* The air is sweet smelling. Actively so. It’s not yet to cloying, but I could see how it could get there. Flowers? Exhaust? Incense? Garbage? A combination of all of the above? I don’t know.
* Storefront temples! Temples! In Storefronts! I don’t know why this amazes me, but I am tickled just the same.
* One of their showers has a Winnie the Poo head where the water shoots out of his mouth. It’s bizarre. (I gather they’ve not tried it yet.)
* The carrots are GINORMOUS. Here, I took a picture:
Things my parents have mentioned that I can now corroborate:
* The vegetable ladies are the nicest
* The mountains where AST is nestled are gorgeous (I’m really looking forward to seeing more of them)
* Looie and Cricket are the most photogenic cats imaginable. Here, I took a picture:
Derrick loves West Side Story so much that he came to our place for movie night even though he’s very allergic to cats. Alas, the best of intentions and allergy medication just wasn’t enough and he couldn’t stay past “I Feel Pretty”.
Vacuum cleaners were on sale at Save and Safe today. Anything that can keep the dust and cat fur under control seemed like a really good idea. The best choice in the store? The special edition Hello Kitty Dirt Devil.
Dan may have been influenced by the Exorcist parody commercial that was playing nearby. Keep in mind when you watch this that Christianity is a minority religion here. How many in the Taichung Save and Safe understand the religious references in this clip?
p.s. we tried the vacuum and it’s great! Just what we needed when the cats are shedding.
We were complacent. We thought we had this living in Taiwan thing nailed. Turns out what we had nailed was just going around our small circuit of familiar places.
Exploring new parts of Taiwan was more tiring than we thought it would be. Everywhere we went we had to figure out what was a hotel and what the road signs said and where to eat. There are fewer national chains here than in the US so there was less that looked familiar. We couldn’t recognize the signs that mean “good food here.” Once we got to the east coast, there was very little catering to westerners. There were fewer people who were willing to try out their English.

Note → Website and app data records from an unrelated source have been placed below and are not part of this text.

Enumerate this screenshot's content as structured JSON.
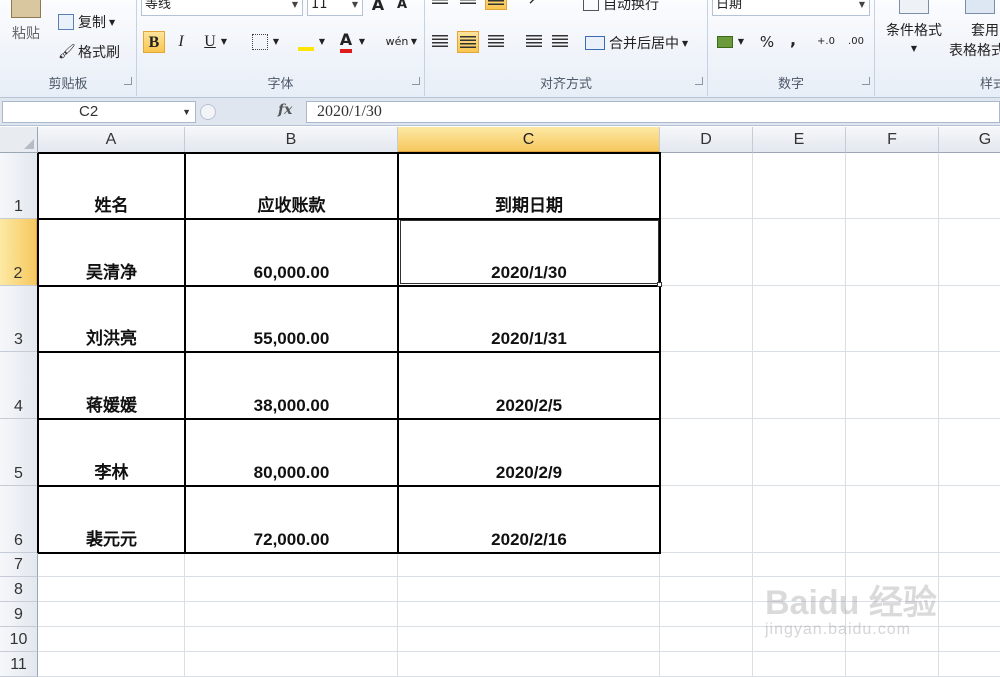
{
  "ribbon": {
    "clipboard": {
      "paste_label": "粘贴",
      "copy_label": "复制",
      "format_painter_label": "格式刷",
      "group_label": "剪贴板"
    },
    "font": {
      "font_name": "等线",
      "font_size": "11",
      "bold": "B",
      "italic": "I",
      "underline": "U",
      "font_color_glyph": "A",
      "phonetic_glyph": "wén",
      "group_label": "字体"
    },
    "alignment": {
      "wrap_text_label": "自动换行",
      "merge_center_label": "合并后居中",
      "group_label": "对齐方式"
    },
    "number": {
      "format_value": "日期",
      "percent_glyph": "%",
      "comma_glyph": ",",
      "increase_decimal": "+.0",
      "decrease_decimal": ".00",
      "group_label": "数字"
    },
    "styles": {
      "conditional_label": "条件格式",
      "table_format_label_1": "套用",
      "table_format_label_2": "表格格式",
      "group_label": "样式"
    }
  },
  "formula_bar": {
    "name_box": "C2",
    "fx": "fx",
    "formula": "2020/1/30"
  },
  "columns": [
    "A",
    "B",
    "C",
    "D",
    "E",
    "F",
    "G"
  ],
  "selected_column": "C",
  "rows": [
    "1",
    "2",
    "3",
    "4",
    "5",
    "6",
    "7",
    "8",
    "9",
    "10",
    "11"
  ],
  "selected_row": "2",
  "table": {
    "header": [
      "姓名",
      "应收账款",
      "到期日期"
    ],
    "records": [
      [
        "吴清净",
        "60,000.00",
        "2020/1/30"
      ],
      [
        "刘洪亮",
        "55,000.00",
        "2020/1/31"
      ],
      [
        "蒋媛媛",
        "38,000.00",
        "2020/2/5"
      ],
      [
        "李林",
        "80,000.00",
        "2020/2/9"
      ],
      [
        "裴元元",
        "72,000.00",
        "2020/2/16"
      ]
    ]
  },
  "watermark": {
    "brand": "Baidu 经验",
    "site": "jingyan.baidu.com"
  },
  "colors": {
    "accent": "#f6c85e",
    "selection_border": "#e3a33a",
    "ribbon_bg": "#e8eef7"
  }
}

We hadn’t fully realized how easy Taichung and the school made it for us. Every day on the road was a new challenge in figuring out where to get what we needed – food, lodging, tea. Some of that is exciting and fascinating. Too much is exhausting.
This road trip was intended as a full circle of the island. But when we got close to Taichung we made a beeline for home. Ostensibly this was to check on the cats. In reality, it was an excuse to crash on our own bed and eat our own food for a day or two.

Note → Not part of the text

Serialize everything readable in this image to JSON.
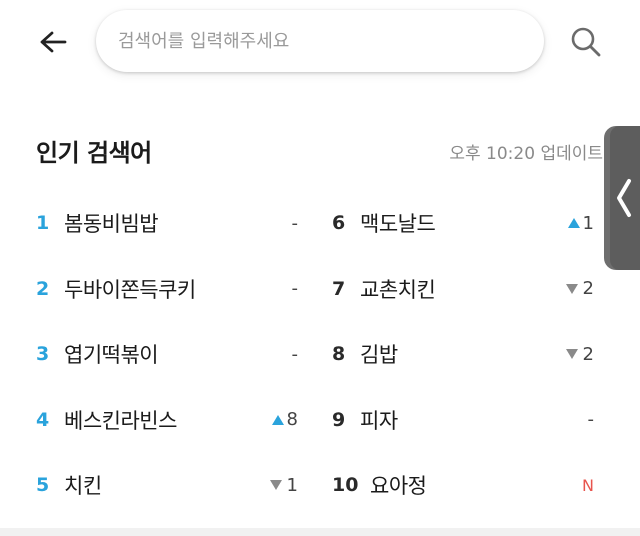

Yesterday we napped with the cats all day long, then ate spaghetti and watched American TV (Big Bang Theory). Today we ate at the most American restaurant we know (Early Bird Diner) and shopped at Costco. I’m hoping the culture shock is out of our systems now. We plan some day trips in the next couple of days and then will hit the road to explore the northeast coast before school starts again.

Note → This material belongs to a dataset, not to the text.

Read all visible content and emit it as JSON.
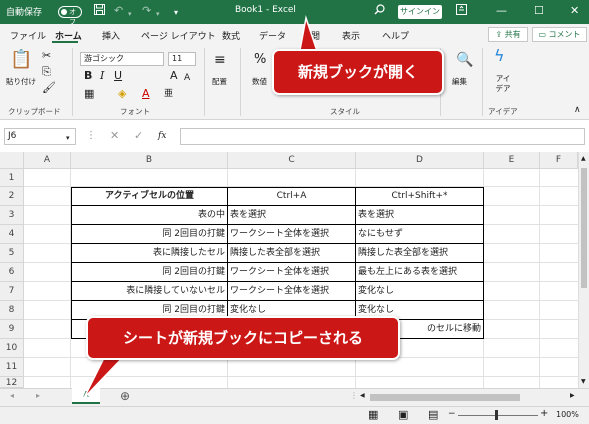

Every day we venture outside our familiar path we are getting a little more comfortable with the new and different world we live in. But sometimes, we need to step back and regroup before we venture out again.
Looie is getting much more comfortable with us. Here he’s clearly had too much computer time.
The weather has been practically perfect here lately – just the right temperature and sunny. The cats have enjoyed it as well. Here’s Cricket basking in the sun.
It’s getting colder here. The tile floor in the unheated apartment is particularly chilly. Looie and Cricket are therefore very interested in the quilt my mother made for us. I had Mom back the quilt with flannel so it’s nice and cozy. Looie likes to fold the quilt back and sit on the flannel side. Cricket prefers burrowing underneath. (It’s important to check carefully before sitting on the quilt. She’s hard to see when she’s under the covers.) I don’t know if it’s because of the cold apartment or their bonding to each other, but they really like to curl up together to sleep.